More than four hundred people attended the first day of the event organised by D'Genes and UCAM, which was streamed in sixteen countries

More than 100,000 people in the Region of Murcia, more than 3 million in

Spain and more than 300 million in the world suffer from a rare disease,

figures that illustrate the dimension of a problem that millions of families cope

with. For this reason, the XV International Conference on Rare Diseases

D'Genes - UCAM
continues to grow in importance, providing a

multidisciplinary vision to face the challenges that arise in all areas:

research, healthcare, diagnostics, institutional involvement and associations.

The event, streamed to sixteen countries, was attended by more than 400

people on its first day, including those who were present at the Los Jerónimos

Monastery and those who followed the presentations online. All of them were

able to listen to the experiences of people who live their daily lives with the

disease, such as Juan Carlos Unzué, ex-football player and coach, who

suffers from ALS: ‘To all health professionals and researchers, I want to

convey my admiration. When you were very young, you decided to help

people in difficulty, and that shows an enormous empathy. That empathy is

what we patients need when we are in front of you’.

Juan José Pedreño, Minister of Health, Josefina García, Rector of UCAM, and Juan Carrión, President of D'Genes, talk to Juan Antonio Carrasco and Óscar González, who live with a rare disease

Óscar González, father of a young girl suffering from Ehlers-Danlos

, stressed the importance of strengthening the relationship between

those who live with a rare disease, as ‘associationism is the way in which

patients and families structure our efforts and our means, promoting

communication and the exchange of experiences. For example, a successful

treatment received by a patient in one hospital in our country can be quickly

shared and successfully replicated elsewhere, as was the case with our

daughter’. Juan Antonio Carrasco, who suffers from

spondyloepimetaphyseal dysplasia, explained some of the challenges he

faces, despite the difficulties caused by his illness and an accident that left him

quadriplegic: ‘I have a project to develop devices that convert manual

wheelchairs into electric ones. For people with limited resources. It's called

Avant Devices, and I'm developing it in collaboration with UCAM HiTech’.

The Minister of Health Speech

The inauguration of the congress was attended by Juan Carrión, President of

the D'Genes Association; Juan José Pedreño, Regional Minister of Health

of the Region of Murcia; and Josefina García, UCAM Rector, with Carolina

, Minister of Health, speaking online. According to Carrión, this year's

theme is Equity and rights for people with rare diseases, because ‘the

approach to these diseases in our country also reflects situations of inequality.

We can see this in the access to diagnosis. For example, the Region of Murcia

includes forty rare diseases in the neonatal screening tests, but in others there

are only twelve, which are those established at state level. On the other hand,

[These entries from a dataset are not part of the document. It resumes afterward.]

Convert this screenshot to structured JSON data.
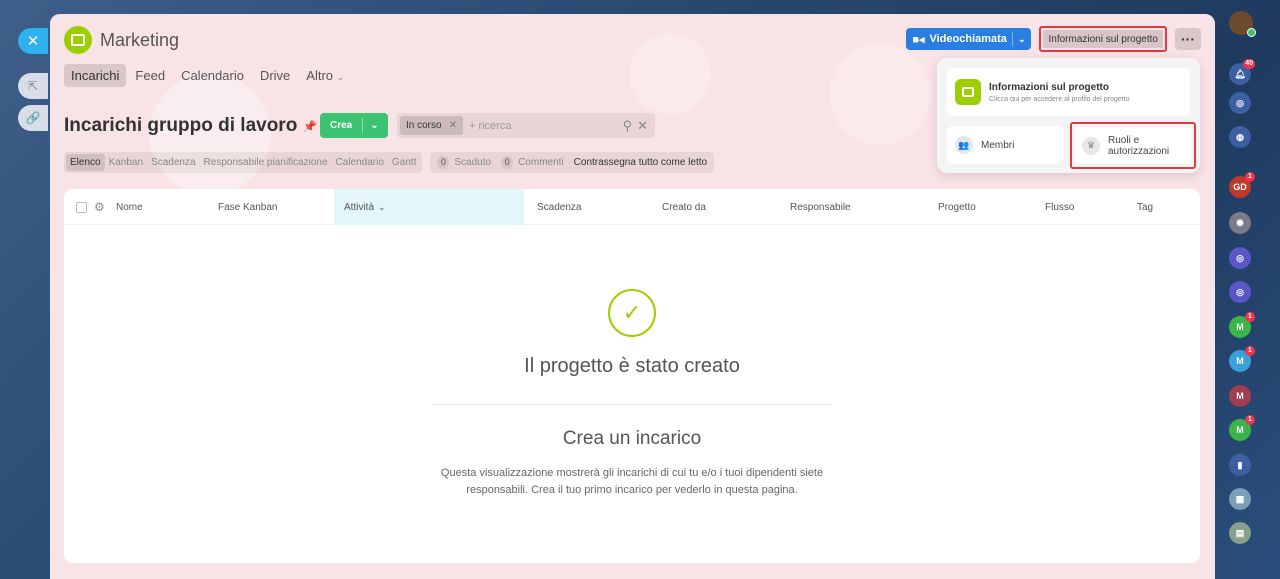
{
  "project": {
    "name": "Marketing"
  },
  "nav": {
    "items": [
      "Incarichi",
      "Feed",
      "Calendario",
      "Drive",
      "Altro"
    ],
    "active": "Incarichi",
    "more_chevron": "⌄"
  },
  "header": {
    "video_call": "Videochiamata",
    "project_info": "Informazioni sul progetto",
    "more": "···"
  },
  "popup": {
    "info_title": "Informazioni sul progetto",
    "info_subtitle": "Clicca qui per accedere al profilo del progetto",
    "members": "Membri",
    "roles": "Ruoli e autorizzazioni"
  },
  "page": {
    "title": "Incarichi gruppo di lavoro",
    "create_button": "Crea"
  },
  "search": {
    "chip": "In corso",
    "placeholder": "+ ricerca"
  },
  "views": {
    "tabs": [
      "Elenco",
      "Kanban",
      "Scadenza",
      "Responsabile pianificazione",
      "Calendario",
      "Gantt"
    ],
    "active": "Elenco",
    "overdue_count": "0",
    "overdue_label": "Scaduto",
    "comments_count": "0",
    "comments_label": "Commenti",
    "mark_all_read": "Contrassegna tutto come letto"
  },
  "grid": {
    "columns": [
      "Nome",
      "Fase Kanban",
      "Attività",
      "Scadenza",
      "Creato da",
      "Responsabile",
      "Progetto",
      "Flusso",
      "Tag"
    ],
    "sorted_column": "Attività"
  },
  "empty_state": {
    "title": "Il progetto è stato creato",
    "create_title": "Crea un incarico",
    "description": "Questa visualizzazione mostrerà gli incarichi di cui tu e/o i tuoi dipendenti siete responsabili. Crea il tuo primo incarico per vederlo in questa pagina."
  },
  "right_rail": {
    "notifications_badge": "40",
    "avatars": [
      {
        "initials": "GD",
        "badge": "1",
        "color": "#c0392b"
      },
      {
        "initials": "M",
        "badge": "1",
        "color": "#3bb54a"
      },
      {
        "initials": "M",
        "badge": "1",
        "color": "#3aa1d8"
      },
      {
        "initials": "M",
        "badge": "",
        "color": "#a33d4f"
      },
      {
        "initials": "M",
        "badge": "1",
        "color": "#3bb54a"
      }
    ]
  },
  "colors": {
    "accent_green": "#3bc371",
    "brand_lime": "#9dcf00",
    "video_blue": "#2a7de1",
    "highlight_red": "#e0393e"
  }
}
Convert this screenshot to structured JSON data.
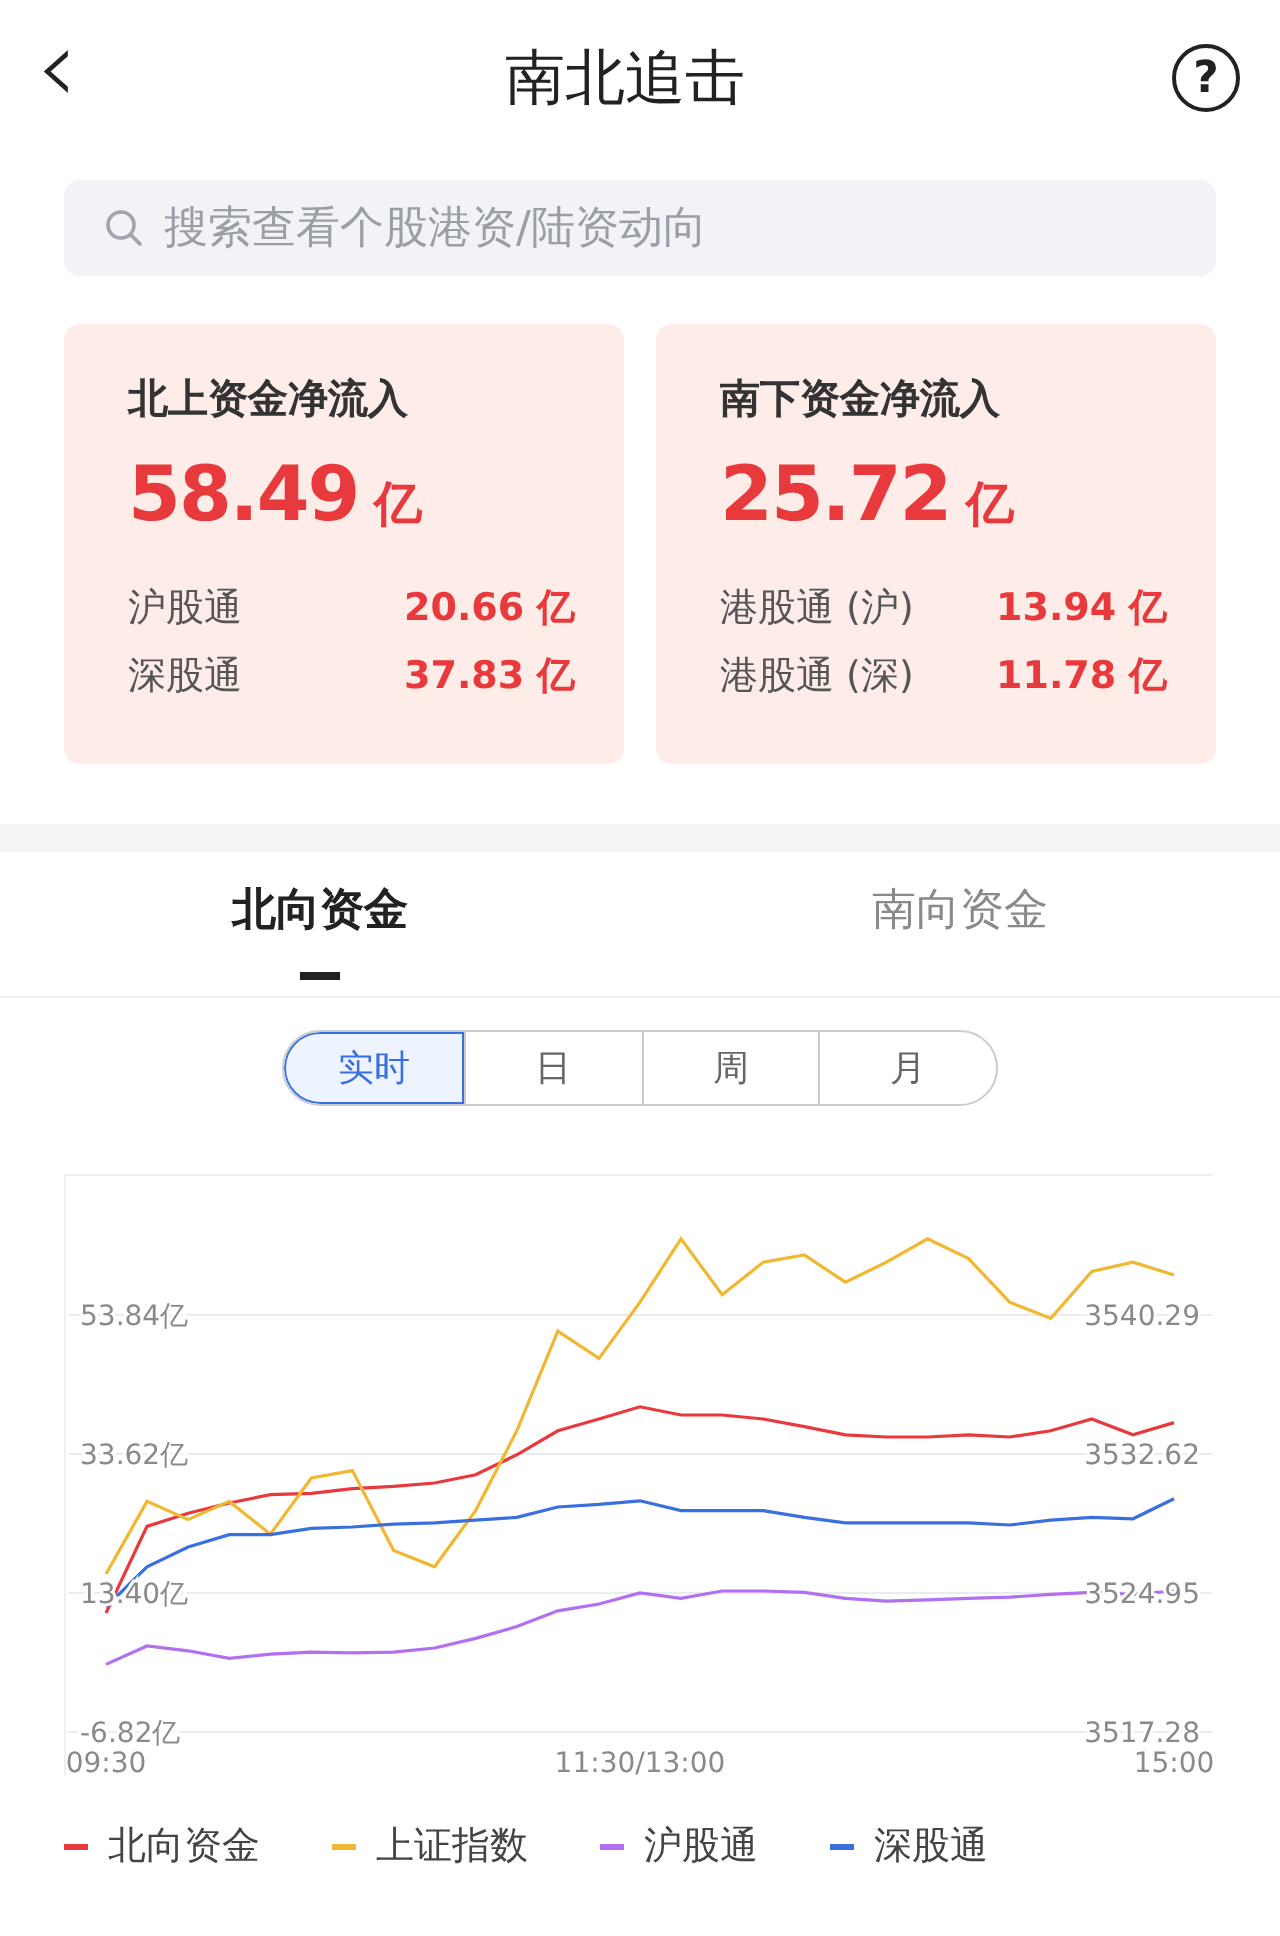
{
  "header": {
    "back": "‹",
    "title": "南北追击",
    "help": "?"
  },
  "search": {
    "placeholder": "搜索查看个股港资/陆资动向"
  },
  "cards": [
    {
      "title": "北上资金净流入",
      "amount": "58.49",
      "unit": "亿",
      "rows": [
        {
          "label": "沪股通",
          "value": "20.66 亿"
        },
        {
          "label": "深股通",
          "value": "37.83 亿"
        }
      ]
    },
    {
      "title": "南下资金净流入",
      "amount": "25.72",
      "unit": "亿",
      "rows": [
        {
          "label": "港股通 (沪)",
          "value": "13.94 亿"
        },
        {
          "label": "港股通 (深)",
          "value": "11.78 亿"
        }
      ]
    }
  ],
  "tabs": [
    {
      "label": "北向资金",
      "selected": true
    },
    {
      "label": "南向资金",
      "selected": false
    }
  ],
  "periods": [
    {
      "label": "实时",
      "selected": true
    },
    {
      "label": "日",
      "selected": false
    },
    {
      "label": "周",
      "selected": false
    },
    {
      "label": "月",
      "selected": false
    }
  ],
  "chart_data": {
    "type": "line",
    "grid": true,
    "categories": [
      "09:30",
      null,
      null,
      null,
      null,
      null,
      null,
      null,
      null,
      null,
      null,
      null,
      null,
      "11:30/13:00",
      null,
      null,
      null,
      null,
      null,
      null,
      null,
      null,
      null,
      null,
      null,
      null,
      "15:00"
    ],
    "ylim": [
      -6.82,
      74.06
    ],
    "yticks": [
      {
        "value": -6.82,
        "label": "-6.82亿"
      },
      {
        "value": 13.4,
        "label": "13.40亿"
      },
      {
        "value": 33.62,
        "label": "33.62亿"
      },
      {
        "value": 53.84,
        "label": "53.84亿"
      }
    ],
    "y2lim": [
      3517.28,
      3547.96
    ],
    "y2ticks": [
      {
        "value": 3517.28,
        "label": "3517.28"
      },
      {
        "value": 3524.95,
        "label": "3524.95"
      },
      {
        "value": 3532.62,
        "label": "3532.62"
      },
      {
        "value": 3540.29,
        "label": "3540.29"
      }
    ],
    "series": [
      {
        "name": "北向资金",
        "color": "#e8393c",
        "values": [
          10.5,
          23.1,
          25.0,
          26.5,
          27.7,
          27.9,
          28.6,
          28.9,
          29.4,
          30.6,
          33.5,
          37.0,
          38.7,
          40.5,
          39.3,
          39.3,
          38.7,
          37.6,
          36.4,
          36.1,
          36.1,
          36.4,
          36.1,
          37.0,
          38.7,
          36.4,
          38.2
        ]
      },
      {
        "name": "上证指数",
        "color": "#f2b731",
        "axis": "y2",
        "values": [
          3526,
          3530,
          3529,
          3530,
          3528.2,
          3531.3,
          3531.7,
          3527.3,
          3526.4,
          3529.5,
          3533.9,
          3539.4,
          3537.9,
          3541.0,
          3544.5,
          3541.4,
          3543.2,
          3543.6,
          3542.1,
          3543.2,
          3544.5,
          3543.4,
          3541.0,
          3540.1,
          3542.7,
          3543.2,
          3542.5
        ]
      },
      {
        "name": "沪股通",
        "color": "#b26ff0",
        "values": [
          3.0,
          5.7,
          5.0,
          3.9,
          4.5,
          4.8,
          4.7,
          4.8,
          5.4,
          6.8,
          8.5,
          10.8,
          11.8,
          13.4,
          12.6,
          13.7,
          13.7,
          13.5,
          12.6,
          12.2,
          12.4,
          12.6,
          12.8,
          13.2,
          13.5,
          13.2,
          13.7
        ]
      },
      {
        "name": "深股通",
        "color": "#3a6fe0",
        "values": [
          11.4,
          17.2,
          20.1,
          21.9,
          21.9,
          22.8,
          23.0,
          23.4,
          23.6,
          24.0,
          24.4,
          25.9,
          26.3,
          26.8,
          25.4,
          25.4,
          25.4,
          24.4,
          23.6,
          23.6,
          23.6,
          23.6,
          23.3,
          24.0,
          24.4,
          24.2,
          27.1
        ]
      }
    ]
  }
}
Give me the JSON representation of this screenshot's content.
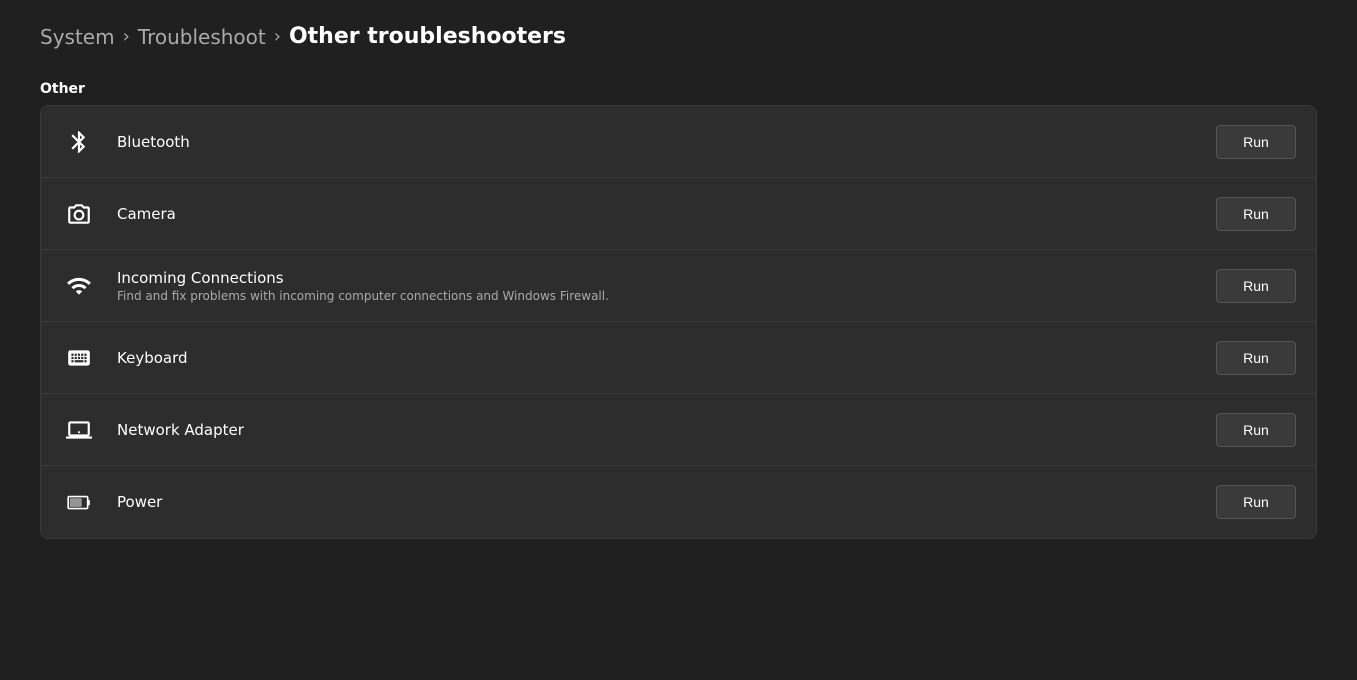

there is treatment, as we need to achieve equity in the access to orphan drugs.

The Regional Minister of Health stressed the importance of further research:

‘above all in genetics, as 80% of these diseases are genetic in nature and

approximately 65% are discovered at paediatric age, so we want to focus on

this point in the Region of Murcia’. From the UCAM perspective, Josefina

García reminded the health students present at the congress that ‘you have to

be very aware that how you treat the patient is as important as technical

. You can face situations with hope and closeness, and that will

always be better than doing it coldly’.

Juan José Pedreño, Minister of Health, Josefina García, Rector of UCAM, and Juan Carrión, President of D'Genes, talk to Juan Antonio Carrasco and Óscar González, who live with a rare disease


One of the risks of suffering from a rare disease, beyond the health problems,

is not having the necessary support to cope with a difficult and complex

situation. In this regard, the Minister of Health commented that ‘many of the

people suffering from one of the more than seven thousand rare diseases

registered by the WHO are in a precarious state of social exclusion; most of

them need improvements in their situation, both patients as well as their